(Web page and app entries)
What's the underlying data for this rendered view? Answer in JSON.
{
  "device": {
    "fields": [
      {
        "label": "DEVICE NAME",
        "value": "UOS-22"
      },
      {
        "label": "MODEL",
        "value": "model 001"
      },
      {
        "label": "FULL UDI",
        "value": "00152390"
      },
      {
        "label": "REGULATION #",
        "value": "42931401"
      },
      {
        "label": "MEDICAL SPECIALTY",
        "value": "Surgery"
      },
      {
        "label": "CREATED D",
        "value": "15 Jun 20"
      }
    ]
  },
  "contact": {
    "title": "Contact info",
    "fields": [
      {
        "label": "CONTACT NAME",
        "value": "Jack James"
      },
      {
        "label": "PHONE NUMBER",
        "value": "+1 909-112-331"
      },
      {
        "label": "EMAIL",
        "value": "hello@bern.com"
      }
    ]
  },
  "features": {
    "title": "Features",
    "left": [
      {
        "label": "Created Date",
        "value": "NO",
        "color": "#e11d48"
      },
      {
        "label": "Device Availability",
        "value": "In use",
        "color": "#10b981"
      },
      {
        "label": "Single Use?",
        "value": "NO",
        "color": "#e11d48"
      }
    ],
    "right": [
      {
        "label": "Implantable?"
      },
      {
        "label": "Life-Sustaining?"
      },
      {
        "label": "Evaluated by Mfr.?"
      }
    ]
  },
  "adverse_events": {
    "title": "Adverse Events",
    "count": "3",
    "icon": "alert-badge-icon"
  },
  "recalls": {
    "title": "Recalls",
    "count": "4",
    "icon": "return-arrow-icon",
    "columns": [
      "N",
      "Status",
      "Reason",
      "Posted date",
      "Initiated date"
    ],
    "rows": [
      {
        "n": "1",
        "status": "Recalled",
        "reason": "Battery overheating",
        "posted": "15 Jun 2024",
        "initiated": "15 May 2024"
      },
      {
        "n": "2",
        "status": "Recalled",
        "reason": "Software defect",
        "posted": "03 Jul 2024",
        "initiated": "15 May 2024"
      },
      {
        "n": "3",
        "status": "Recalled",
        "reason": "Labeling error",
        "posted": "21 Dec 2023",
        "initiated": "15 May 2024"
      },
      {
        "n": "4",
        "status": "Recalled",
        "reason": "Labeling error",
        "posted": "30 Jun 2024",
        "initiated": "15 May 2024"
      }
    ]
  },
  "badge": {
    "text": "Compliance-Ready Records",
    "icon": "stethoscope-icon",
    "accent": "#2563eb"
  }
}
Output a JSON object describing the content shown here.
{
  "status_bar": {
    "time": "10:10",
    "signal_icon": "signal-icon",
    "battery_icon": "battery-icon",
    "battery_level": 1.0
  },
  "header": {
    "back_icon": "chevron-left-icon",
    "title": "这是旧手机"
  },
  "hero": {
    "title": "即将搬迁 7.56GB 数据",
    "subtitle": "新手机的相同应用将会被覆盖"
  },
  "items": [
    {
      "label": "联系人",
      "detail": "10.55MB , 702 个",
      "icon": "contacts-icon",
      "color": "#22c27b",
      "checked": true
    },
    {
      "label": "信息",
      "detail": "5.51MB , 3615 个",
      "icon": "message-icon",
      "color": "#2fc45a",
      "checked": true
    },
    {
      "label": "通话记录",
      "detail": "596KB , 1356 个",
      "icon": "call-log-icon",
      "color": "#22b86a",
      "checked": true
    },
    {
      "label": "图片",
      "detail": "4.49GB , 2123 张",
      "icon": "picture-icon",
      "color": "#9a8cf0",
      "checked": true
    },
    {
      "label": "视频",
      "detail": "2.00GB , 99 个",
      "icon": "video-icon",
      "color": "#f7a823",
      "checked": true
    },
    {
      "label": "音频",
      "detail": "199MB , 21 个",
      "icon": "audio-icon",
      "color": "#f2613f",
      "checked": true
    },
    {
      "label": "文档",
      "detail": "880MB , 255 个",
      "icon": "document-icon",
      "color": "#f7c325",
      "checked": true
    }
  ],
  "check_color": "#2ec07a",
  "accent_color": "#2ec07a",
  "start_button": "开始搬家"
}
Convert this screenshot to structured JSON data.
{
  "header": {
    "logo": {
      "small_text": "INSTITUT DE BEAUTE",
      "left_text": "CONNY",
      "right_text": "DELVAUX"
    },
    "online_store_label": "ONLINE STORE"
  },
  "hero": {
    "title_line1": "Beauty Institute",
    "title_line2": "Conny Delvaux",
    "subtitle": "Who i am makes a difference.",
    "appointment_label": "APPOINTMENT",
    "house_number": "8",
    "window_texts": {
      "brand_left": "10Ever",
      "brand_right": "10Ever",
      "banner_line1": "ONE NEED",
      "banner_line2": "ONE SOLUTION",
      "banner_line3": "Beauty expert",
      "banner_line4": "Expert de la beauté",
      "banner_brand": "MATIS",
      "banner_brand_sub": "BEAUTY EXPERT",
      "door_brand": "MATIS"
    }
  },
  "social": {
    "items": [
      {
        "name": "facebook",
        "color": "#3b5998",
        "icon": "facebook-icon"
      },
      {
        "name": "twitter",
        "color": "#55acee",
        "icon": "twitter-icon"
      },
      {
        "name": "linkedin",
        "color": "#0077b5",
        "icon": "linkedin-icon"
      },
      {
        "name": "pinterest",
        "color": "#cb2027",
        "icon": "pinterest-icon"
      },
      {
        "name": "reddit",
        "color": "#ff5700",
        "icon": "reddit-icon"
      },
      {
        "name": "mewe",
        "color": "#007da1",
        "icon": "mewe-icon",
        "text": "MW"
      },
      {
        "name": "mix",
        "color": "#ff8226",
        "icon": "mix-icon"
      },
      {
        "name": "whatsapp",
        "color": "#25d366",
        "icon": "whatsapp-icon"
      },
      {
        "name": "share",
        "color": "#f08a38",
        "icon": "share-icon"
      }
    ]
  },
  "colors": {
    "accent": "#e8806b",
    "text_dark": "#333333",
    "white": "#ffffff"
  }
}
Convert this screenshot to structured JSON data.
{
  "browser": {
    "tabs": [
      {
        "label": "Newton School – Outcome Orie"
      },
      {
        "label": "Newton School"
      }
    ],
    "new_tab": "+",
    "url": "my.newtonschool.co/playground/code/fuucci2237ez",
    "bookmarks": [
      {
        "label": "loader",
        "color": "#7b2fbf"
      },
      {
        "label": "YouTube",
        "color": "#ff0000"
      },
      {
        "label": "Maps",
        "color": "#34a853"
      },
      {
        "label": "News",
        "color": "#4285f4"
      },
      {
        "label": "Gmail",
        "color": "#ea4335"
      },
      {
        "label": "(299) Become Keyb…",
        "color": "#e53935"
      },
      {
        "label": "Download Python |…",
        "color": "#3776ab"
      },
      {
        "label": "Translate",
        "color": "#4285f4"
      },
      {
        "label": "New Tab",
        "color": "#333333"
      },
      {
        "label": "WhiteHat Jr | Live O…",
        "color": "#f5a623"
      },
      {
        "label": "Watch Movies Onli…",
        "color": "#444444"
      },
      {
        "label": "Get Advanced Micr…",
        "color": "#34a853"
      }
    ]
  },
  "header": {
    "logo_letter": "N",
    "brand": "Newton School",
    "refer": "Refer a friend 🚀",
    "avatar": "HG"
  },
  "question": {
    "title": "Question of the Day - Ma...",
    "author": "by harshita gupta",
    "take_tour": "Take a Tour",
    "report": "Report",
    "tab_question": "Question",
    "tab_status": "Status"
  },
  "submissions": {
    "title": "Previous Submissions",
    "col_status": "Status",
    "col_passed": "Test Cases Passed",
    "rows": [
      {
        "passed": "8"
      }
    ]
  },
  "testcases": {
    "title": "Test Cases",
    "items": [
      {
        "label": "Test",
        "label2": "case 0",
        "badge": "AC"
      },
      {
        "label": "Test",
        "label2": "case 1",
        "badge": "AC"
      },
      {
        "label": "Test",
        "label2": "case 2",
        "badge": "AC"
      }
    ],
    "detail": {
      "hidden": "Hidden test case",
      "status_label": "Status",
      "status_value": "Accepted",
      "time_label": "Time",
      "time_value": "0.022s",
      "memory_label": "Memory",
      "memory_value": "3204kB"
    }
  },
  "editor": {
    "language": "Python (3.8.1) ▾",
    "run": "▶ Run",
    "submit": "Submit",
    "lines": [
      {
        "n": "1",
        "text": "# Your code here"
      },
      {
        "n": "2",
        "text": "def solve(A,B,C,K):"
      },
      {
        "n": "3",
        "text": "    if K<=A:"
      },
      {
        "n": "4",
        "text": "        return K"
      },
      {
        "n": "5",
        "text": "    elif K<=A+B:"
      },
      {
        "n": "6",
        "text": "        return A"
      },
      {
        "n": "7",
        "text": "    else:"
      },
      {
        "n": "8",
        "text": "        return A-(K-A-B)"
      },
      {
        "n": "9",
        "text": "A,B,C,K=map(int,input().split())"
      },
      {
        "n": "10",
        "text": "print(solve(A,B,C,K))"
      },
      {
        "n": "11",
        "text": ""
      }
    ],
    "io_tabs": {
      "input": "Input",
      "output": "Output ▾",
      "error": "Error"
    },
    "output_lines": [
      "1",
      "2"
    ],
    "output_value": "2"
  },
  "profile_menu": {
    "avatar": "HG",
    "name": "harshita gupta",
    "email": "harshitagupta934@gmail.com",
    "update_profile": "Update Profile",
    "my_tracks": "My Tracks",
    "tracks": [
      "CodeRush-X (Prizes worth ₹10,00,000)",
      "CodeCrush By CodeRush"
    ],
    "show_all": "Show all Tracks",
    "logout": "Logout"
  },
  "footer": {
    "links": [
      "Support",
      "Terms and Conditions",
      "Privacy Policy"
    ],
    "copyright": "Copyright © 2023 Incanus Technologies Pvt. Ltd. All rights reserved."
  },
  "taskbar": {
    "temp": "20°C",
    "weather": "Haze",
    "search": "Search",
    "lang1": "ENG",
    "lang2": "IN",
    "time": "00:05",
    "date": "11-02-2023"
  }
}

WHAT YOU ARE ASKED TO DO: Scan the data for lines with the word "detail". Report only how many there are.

YOUR SOLUTION: 8